**About this exercise**
Make an exact copy of the records below. Include every line.
··········
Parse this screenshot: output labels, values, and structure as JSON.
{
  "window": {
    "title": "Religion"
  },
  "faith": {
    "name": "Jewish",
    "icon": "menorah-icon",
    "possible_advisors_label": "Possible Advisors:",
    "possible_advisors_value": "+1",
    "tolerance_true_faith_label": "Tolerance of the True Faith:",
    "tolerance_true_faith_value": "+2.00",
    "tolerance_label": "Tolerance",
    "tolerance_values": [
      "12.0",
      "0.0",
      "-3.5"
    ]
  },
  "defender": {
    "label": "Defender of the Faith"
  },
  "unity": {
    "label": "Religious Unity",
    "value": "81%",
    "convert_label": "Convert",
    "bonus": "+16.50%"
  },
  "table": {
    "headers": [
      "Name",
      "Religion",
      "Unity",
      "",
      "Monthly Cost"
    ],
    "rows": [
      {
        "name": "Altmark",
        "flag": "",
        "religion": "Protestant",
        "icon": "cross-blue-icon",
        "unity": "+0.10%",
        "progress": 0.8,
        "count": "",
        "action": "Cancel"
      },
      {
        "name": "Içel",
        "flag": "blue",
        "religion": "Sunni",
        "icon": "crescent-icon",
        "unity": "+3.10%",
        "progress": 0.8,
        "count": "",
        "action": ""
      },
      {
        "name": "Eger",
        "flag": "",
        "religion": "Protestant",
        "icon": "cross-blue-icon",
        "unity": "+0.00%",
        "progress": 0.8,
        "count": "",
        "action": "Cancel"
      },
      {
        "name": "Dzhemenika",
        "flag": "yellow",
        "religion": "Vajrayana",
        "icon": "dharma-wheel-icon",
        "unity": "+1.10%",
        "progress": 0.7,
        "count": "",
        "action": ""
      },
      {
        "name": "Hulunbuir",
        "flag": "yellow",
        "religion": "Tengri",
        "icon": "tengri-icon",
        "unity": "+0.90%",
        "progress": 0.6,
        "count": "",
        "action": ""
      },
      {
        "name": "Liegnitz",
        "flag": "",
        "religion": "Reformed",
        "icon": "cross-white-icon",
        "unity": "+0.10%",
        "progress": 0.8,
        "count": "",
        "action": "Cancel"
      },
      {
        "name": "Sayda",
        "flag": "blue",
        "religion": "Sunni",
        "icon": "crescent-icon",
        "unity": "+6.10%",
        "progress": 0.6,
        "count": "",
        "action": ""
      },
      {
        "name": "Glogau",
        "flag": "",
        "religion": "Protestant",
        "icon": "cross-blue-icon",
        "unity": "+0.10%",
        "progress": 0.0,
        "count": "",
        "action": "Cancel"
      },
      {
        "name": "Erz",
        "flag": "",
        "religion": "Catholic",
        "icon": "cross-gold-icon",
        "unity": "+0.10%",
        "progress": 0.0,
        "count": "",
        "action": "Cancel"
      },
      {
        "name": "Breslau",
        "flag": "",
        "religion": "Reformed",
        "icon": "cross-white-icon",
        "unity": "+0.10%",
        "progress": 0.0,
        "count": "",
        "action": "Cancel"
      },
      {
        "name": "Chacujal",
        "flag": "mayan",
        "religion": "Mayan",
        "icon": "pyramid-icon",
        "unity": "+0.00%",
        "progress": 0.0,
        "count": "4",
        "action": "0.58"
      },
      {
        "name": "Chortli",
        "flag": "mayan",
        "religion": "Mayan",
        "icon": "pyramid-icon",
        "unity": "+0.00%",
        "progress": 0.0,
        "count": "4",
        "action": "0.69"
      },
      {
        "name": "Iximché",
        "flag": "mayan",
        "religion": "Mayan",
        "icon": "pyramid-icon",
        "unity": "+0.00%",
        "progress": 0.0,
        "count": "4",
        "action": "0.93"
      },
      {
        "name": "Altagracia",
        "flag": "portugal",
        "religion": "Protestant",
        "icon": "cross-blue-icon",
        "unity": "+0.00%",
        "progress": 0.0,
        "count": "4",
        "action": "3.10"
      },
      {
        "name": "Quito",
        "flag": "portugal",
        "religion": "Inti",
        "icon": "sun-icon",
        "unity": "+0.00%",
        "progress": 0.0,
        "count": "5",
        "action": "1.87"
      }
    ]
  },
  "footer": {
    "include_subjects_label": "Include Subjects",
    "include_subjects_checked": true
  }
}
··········
**Task result**
Parse this screenshot: output labels, values, and structure as JSON.
{
  "window": {
    "title": "Religion"
  },
  "faith": {
    "name": "Jewish",
    "icon": "menorah-icon",
    "possible_advisors_label": "Possible Advisors:",
    "possible_advisors_value": "+1",
    "tolerance_true_faith_label": "Tolerance of the True Faith:",
    "tolerance_true_faith_value": "+2.00",
    "tolerance_label": "Tolerance",
    "tolerance_values": [
      "12.0",
      "0.0",
      "-3.5"
    ]
  },
  "defender": {
    "label": "Defender of the Faith"
  },
  "unity": {
    "label": "Religious Unity",
    "value": "81%",
    "convert_label": "Convert",
    "bonus": "+16.50%"
  },
  "table": {
    "headers": [
      "Name",
      "Religion",
      "Unity",
      "",
      "Monthly Cost"
    ],
    "rows": [
      {
        "name": "Altmark",
        "flag": "",
        "religion": "Protestant",
        "icon": "cross-blue-icon",
        "unity": "+0.10%",
        "progress": 0.8,
        "count": "",
        "action": "Cancel"
      },
      {
        "name": "Içel",
        "flag": "blue",
        "religion": "Sunni",
        "icon": "crescent-icon",
        "unity": "+3.10%",
        "progress": 0.8,
        "count": "",
        "action": ""
      },
      {
        "name": "Eger",
        "flag": "",
        "religion": "Protestant",
        "icon": "cross-blue-icon",
        "unity": "+0.00%",
        "progress": 0.8,
        "count": "",
        "action": "Cancel"
      },
      {
        "name": "Dzhemenika",
        "flag": "yellow",
        "religion": "Vajrayana",
        "icon": "dharma-wheel-icon",
        "unity": "+1.10%",
        "progress": 0.7,
        "count": "",
        "action": ""
      },
      {
        "name": "Hulunbuir",
        "flag": "yellow",
        "religion": "Tengri",
        "icon": "tengri-icon",
        "unity": "+0.90%",
        "progress": 0.6,
        "count": "",
        "action": ""
      },
      {
        "name": "Liegnitz",
        "flag": "",
        "religion": "Reformed",
        "icon": "cross-white-icon",
        "unity": "+0.10%",
        "progress": 0.8,
        "count": "",
        "action": "Cancel"
      },
      {
        "name": "Sayda",
        "flag": "blue",
        "religion": "Sunni",
        "icon": "crescent-icon",
        "unity": "+6.10%",
        "progress": 0.6,
        "count": "",
        "action": ""
      },
      {
        "name": "Glogau",
        "flag": "",
        "religion": "Protestant",
        "icon": "cross-blue-icon",
        "unity": "+0.10%",
        "progress": 0.0,
        "count": "",
        "action": "Cancel"
      },
      {
        "name": "Erz",
        "flag": "",
        "religion": "Catholic",
        "icon": "cross-gold-icon",
        "unity": "+0.10%",
        "progress": 0.0,
        "count": "",
        "action": "Cancel"
      },
      {
        "name": "Breslau",
        "flag": "",
        "religion": "Reformed",
        "icon": "cross-white-icon",
        "unity": "+0.10%",
        "progress": 0.0,
        "count": "",
        "action": "Cancel"
      },
      {
        "name": "Chacujal",
        "flag": "mayan",
        "religion": "Mayan",
        "icon": "pyramid-icon",
        "unity": "+0.00%",
        "progress": 0.0,
        "count": "4",
        "action": "0.58"
      },
      {
        "name": "Chortli",
        "flag": "mayan",
        "religion": "Mayan",
        "icon": "pyramid-icon",
        "unity": "+0.00%",
        "progress": 0.0,
        "count": "4",
        "action": "0.69"
      },
      {
        "name": "Iximché",
        "flag": "mayan",
        "religion": "Mayan",
        "icon": "pyramid-icon",
        "unity": "+0.00%",
        "progress": 0.0,
        "count": "4",
        "action": "0.93"
      },
      {
        "name": "Altagracia",
        "flag": "portugal",
        "religion": "Protestant",
        "icon": "cross-blue-icon",
        "unity": "+0.00%",
        "progress": 0.0,
        "count": "4",
        "action": "3.10"
      },
      {
        "name": "Quito",
        "flag": "portugal",
        "religion": "Inti",
        "icon": "sun-icon",
        "unity": "+0.00%",
        "progress": 0.0,
        "count": "5",
        "action": "1.87"
      }
    ]
  },
  "footer": {
    "include_subjects_label": "Include Subjects",
    "include_subjects_checked": true
  }
}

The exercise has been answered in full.